Data records for software interfaces:
==================================================

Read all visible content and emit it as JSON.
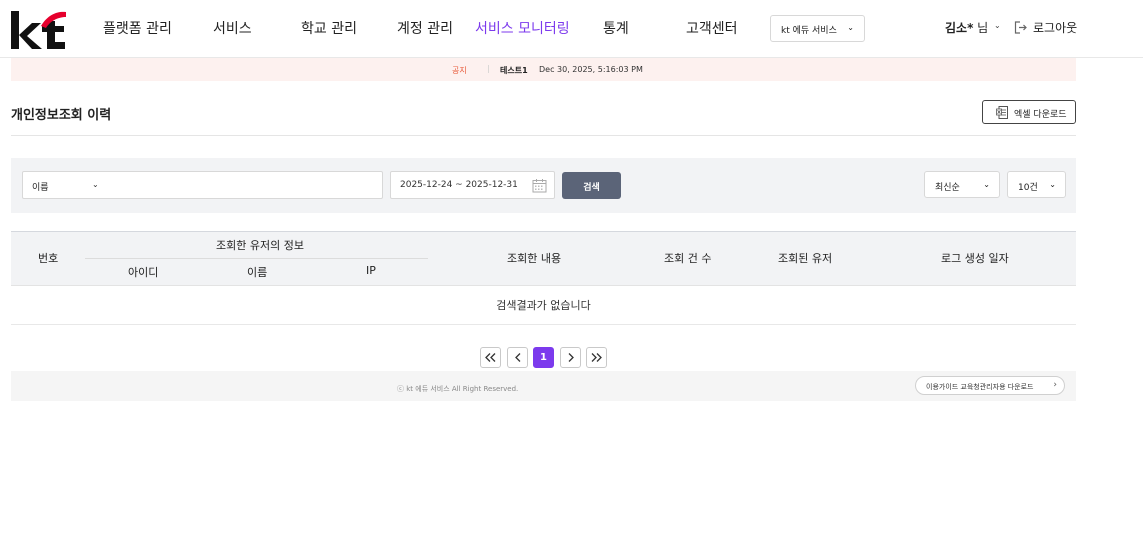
{
  "header": {
    "logo_alt": "kt",
    "nav": [
      {
        "label": "플랫폼 관리"
      },
      {
        "label": "서비스"
      },
      {
        "label": "학교 관리"
      },
      {
        "label": "계정 관리"
      },
      {
        "label": "서비스 모니터링",
        "active": true
      },
      {
        "label": "통계"
      },
      {
        "label": "고객센터"
      }
    ],
    "org_select": "kt 에듀 서비스",
    "user_name": "김소*",
    "user_suffix": " 님",
    "logout_label": "로그아웃"
  },
  "notice": {
    "tag": "공지",
    "separator": "|",
    "title": "테스트1",
    "date": "Dec 30, 2025, 5:16:03 PM"
  },
  "page": {
    "title": "개인정보조회 이력",
    "excel_button": "엑셀 다운로드"
  },
  "search": {
    "field_select": "이름",
    "keyword_value": "",
    "date_range": "2025-12-24 ~ 2025-12-31",
    "search_button": "검색",
    "sort_select": "최신순",
    "page_size_select": "10건"
  },
  "table": {
    "col_no": "번호",
    "group_user_info": "조회한 유저의 정보",
    "col_id": "아이디",
    "col_name": "이름",
    "col_ip": "IP",
    "col_content": "조회한 내용",
    "col_count": "조회 건 수",
    "col_target_user": "조회된 유저",
    "col_log_date": "로그 생성 일자",
    "empty_message": "검색결과가 없습니다"
  },
  "pagination": {
    "current_page": "1"
  },
  "footer": {
    "copyright": "ⓒ kt 에듀 서비스 All Right Reserved.",
    "guide_button": "이용가이드 교육청관리자용 다운로드"
  },
  "colors": {
    "accent": "#7c3aed",
    "kt_red": "#e6002d",
    "notice_bg": "#fdf1ef",
    "search_btn": "#5b6478"
  }
}
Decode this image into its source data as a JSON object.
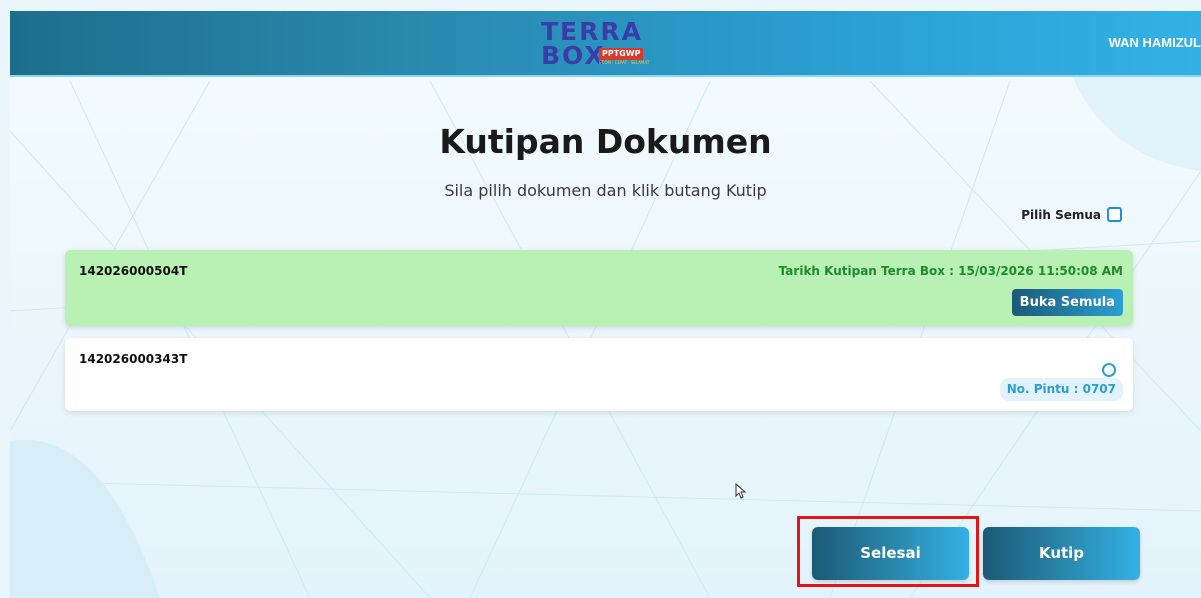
{
  "header": {
    "logo": {
      "top": "TERRA",
      "bottom": "BOX",
      "badge": "PPTGWP",
      "subtitle": "ECOM · CEPAT · SELAMAT"
    },
    "user_name": "WAN HAMIZUL"
  },
  "page": {
    "title": "Kutipan Dokumen",
    "subtitle": "Sila pilih dokumen dan klik butang Kutip",
    "select_all_label": "Pilih Semua"
  },
  "documents": [
    {
      "id": "142026000504T",
      "collected_text": "Tarikh Kutipan Terra Box : 15/03/2026 11:50:08 AM",
      "action_label": "Buka Semula"
    },
    {
      "id": "142026000343T",
      "door_label": "No. Pintu : 0707"
    }
  ],
  "actions": {
    "done_label": "Selesai",
    "collect_label": "Kutip"
  },
  "colors": {
    "accent": "#2a9fd3",
    "collected_card": "#b9f0b4",
    "collected_text": "#1e8a2a",
    "highlight": "#e21616"
  }
}
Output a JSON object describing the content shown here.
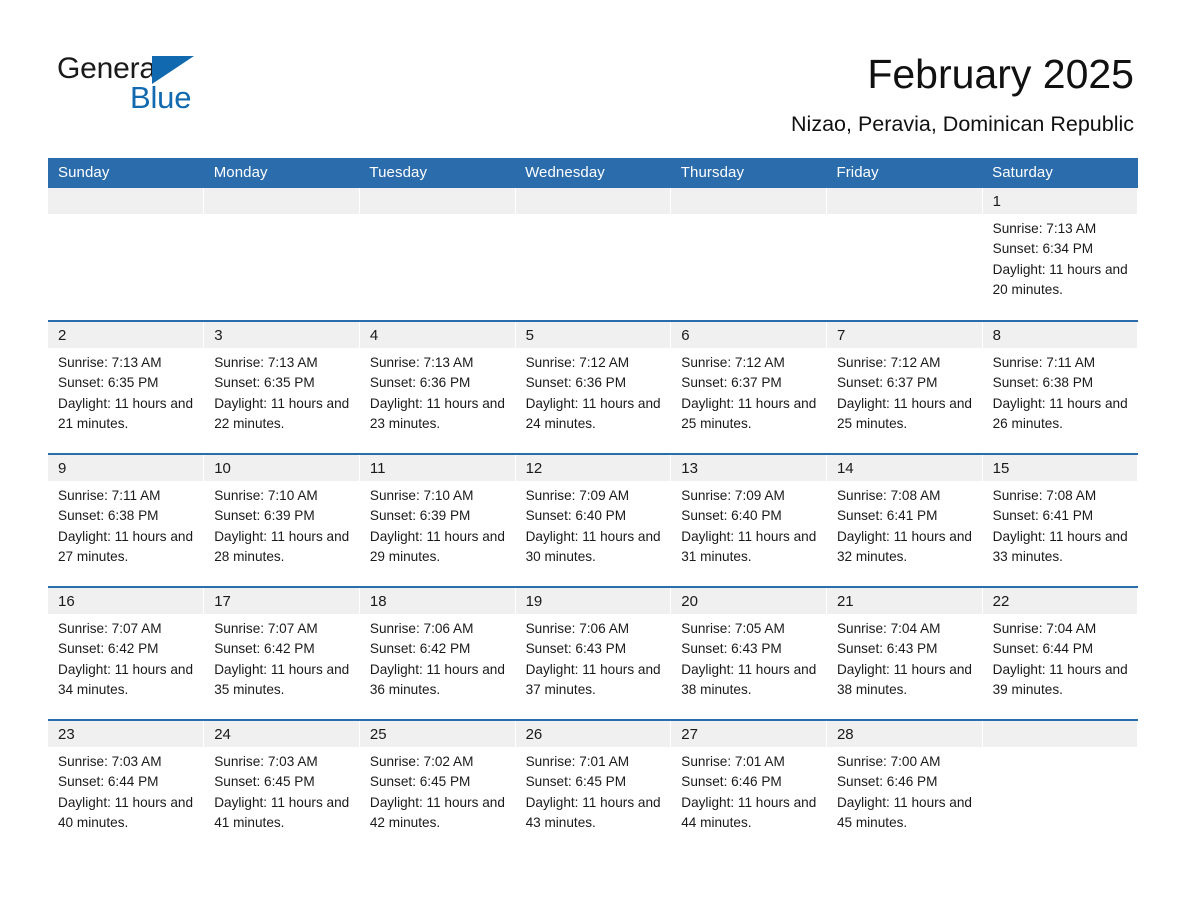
{
  "brand": {
    "name_part1": "General",
    "name_part2": "Blue",
    "logo_icon": "triangle-flag-icon",
    "accent_color": "#1169b0"
  },
  "header": {
    "month_title": "February 2025",
    "location": "Nizao, Peravia, Dominican Republic"
  },
  "theme": {
    "header_blue": "#2b6cad",
    "daynum_band_gray": "#f0f0f0",
    "cell_white": "#ffffff",
    "text_black": "#1a1a1a"
  },
  "calendar": {
    "columns": [
      "Sunday",
      "Monday",
      "Tuesday",
      "Wednesday",
      "Thursday",
      "Friday",
      "Saturday"
    ],
    "weeks": [
      [
        {
          "day": "",
          "lines": []
        },
        {
          "day": "",
          "lines": []
        },
        {
          "day": "",
          "lines": []
        },
        {
          "day": "",
          "lines": []
        },
        {
          "day": "",
          "lines": []
        },
        {
          "day": "",
          "lines": []
        },
        {
          "day": "1",
          "sunrise": "Sunrise: 7:13 AM",
          "sunset": "Sunset: 6:34 PM",
          "daylight": "Daylight: 11 hours and 20 minutes."
        }
      ],
      [
        {
          "day": "2",
          "sunrise": "Sunrise: 7:13 AM",
          "sunset": "Sunset: 6:35 PM",
          "daylight": "Daylight: 11 hours and 21 minutes."
        },
        {
          "day": "3",
          "sunrise": "Sunrise: 7:13 AM",
          "sunset": "Sunset: 6:35 PM",
          "daylight": "Daylight: 11 hours and 22 minutes."
        },
        {
          "day": "4",
          "sunrise": "Sunrise: 7:13 AM",
          "sunset": "Sunset: 6:36 PM",
          "daylight": "Daylight: 11 hours and 23 minutes."
        },
        {
          "day": "5",
          "sunrise": "Sunrise: 7:12 AM",
          "sunset": "Sunset: 6:36 PM",
          "daylight": "Daylight: 11 hours and 24 minutes."
        },
        {
          "day": "6",
          "sunrise": "Sunrise: 7:12 AM",
          "sunset": "Sunset: 6:37 PM",
          "daylight": "Daylight: 11 hours and 25 minutes."
        },
        {
          "day": "7",
          "sunrise": "Sunrise: 7:12 AM",
          "sunset": "Sunset: 6:37 PM",
          "daylight": "Daylight: 11 hours and 25 minutes."
        },
        {
          "day": "8",
          "sunrise": "Sunrise: 7:11 AM",
          "sunset": "Sunset: 6:38 PM",
          "daylight": "Daylight: 11 hours and 26 minutes."
        }
      ],
      [
        {
          "day": "9",
          "sunrise": "Sunrise: 7:11 AM",
          "sunset": "Sunset: 6:38 PM",
          "daylight": "Daylight: 11 hours and 27 minutes."
        },
        {
          "day": "10",
          "sunrise": "Sunrise: 7:10 AM",
          "sunset": "Sunset: 6:39 PM",
          "daylight": "Daylight: 11 hours and 28 minutes."
        },
        {
          "day": "11",
          "sunrise": "Sunrise: 7:10 AM",
          "sunset": "Sunset: 6:39 PM",
          "daylight": "Daylight: 11 hours and 29 minutes."
        },
        {
          "day": "12",
          "sunrise": "Sunrise: 7:09 AM",
          "sunset": "Sunset: 6:40 PM",
          "daylight": "Daylight: 11 hours and 30 minutes."
        },
        {
          "day": "13",
          "sunrise": "Sunrise: 7:09 AM",
          "sunset": "Sunset: 6:40 PM",
          "daylight": "Daylight: 11 hours and 31 minutes."
        },
        {
          "day": "14",
          "sunrise": "Sunrise: 7:08 AM",
          "sunset": "Sunset: 6:41 PM",
          "daylight": "Daylight: 11 hours and 32 minutes."
        },
        {
          "day": "15",
          "sunrise": "Sunrise: 7:08 AM",
          "sunset": "Sunset: 6:41 PM",
          "daylight": "Daylight: 11 hours and 33 minutes."
        }
      ],
      [
        {
          "day": "16",
          "sunrise": "Sunrise: 7:07 AM",
          "sunset": "Sunset: 6:42 PM",
          "daylight": "Daylight: 11 hours and 34 minutes."
        },
        {
          "day": "17",
          "sunrise": "Sunrise: 7:07 AM",
          "sunset": "Sunset: 6:42 PM",
          "daylight": "Daylight: 11 hours and 35 minutes."
        },
        {
          "day": "18",
          "sunrise": "Sunrise: 7:06 AM",
          "sunset": "Sunset: 6:42 PM",
          "daylight": "Daylight: 11 hours and 36 minutes."
        },
        {
          "day": "19",
          "sunrise": "Sunrise: 7:06 AM",
          "sunset": "Sunset: 6:43 PM",
          "daylight": "Daylight: 11 hours and 37 minutes."
        },
        {
          "day": "20",
          "sunrise": "Sunrise: 7:05 AM",
          "sunset": "Sunset: 6:43 PM",
          "daylight": "Daylight: 11 hours and 38 minutes."
        },
        {
          "day": "21",
          "sunrise": "Sunrise: 7:04 AM",
          "sunset": "Sunset: 6:43 PM",
          "daylight": "Daylight: 11 hours and 38 minutes."
        },
        {
          "day": "22",
          "sunrise": "Sunrise: 7:04 AM",
          "sunset": "Sunset: 6:44 PM",
          "daylight": "Daylight: 11 hours and 39 minutes."
        }
      ],
      [
        {
          "day": "23",
          "sunrise": "Sunrise: 7:03 AM",
          "sunset": "Sunset: 6:44 PM",
          "daylight": "Daylight: 11 hours and 40 minutes."
        },
        {
          "day": "24",
          "sunrise": "Sunrise: 7:03 AM",
          "sunset": "Sunset: 6:45 PM",
          "daylight": "Daylight: 11 hours and 41 minutes."
        },
        {
          "day": "25",
          "sunrise": "Sunrise: 7:02 AM",
          "sunset": "Sunset: 6:45 PM",
          "daylight": "Daylight: 11 hours and 42 minutes."
        },
        {
          "day": "26",
          "sunrise": "Sunrise: 7:01 AM",
          "sunset": "Sunset: 6:45 PM",
          "daylight": "Daylight: 11 hours and 43 minutes."
        },
        {
          "day": "27",
          "sunrise": "Sunrise: 7:01 AM",
          "sunset": "Sunset: 6:46 PM",
          "daylight": "Daylight: 11 hours and 44 minutes."
        },
        {
          "day": "28",
          "sunrise": "Sunrise: 7:00 AM",
          "sunset": "Sunset: 6:46 PM",
          "daylight": "Daylight: 11 hours and 45 minutes."
        },
        {
          "day": "",
          "lines": []
        }
      ]
    ]
  }
}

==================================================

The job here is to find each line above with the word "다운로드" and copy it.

(Written solution):
    "excel_button": "엑셀 다운로드"
    "guide_button": "이용가이드 교육청관리자용 다운로드"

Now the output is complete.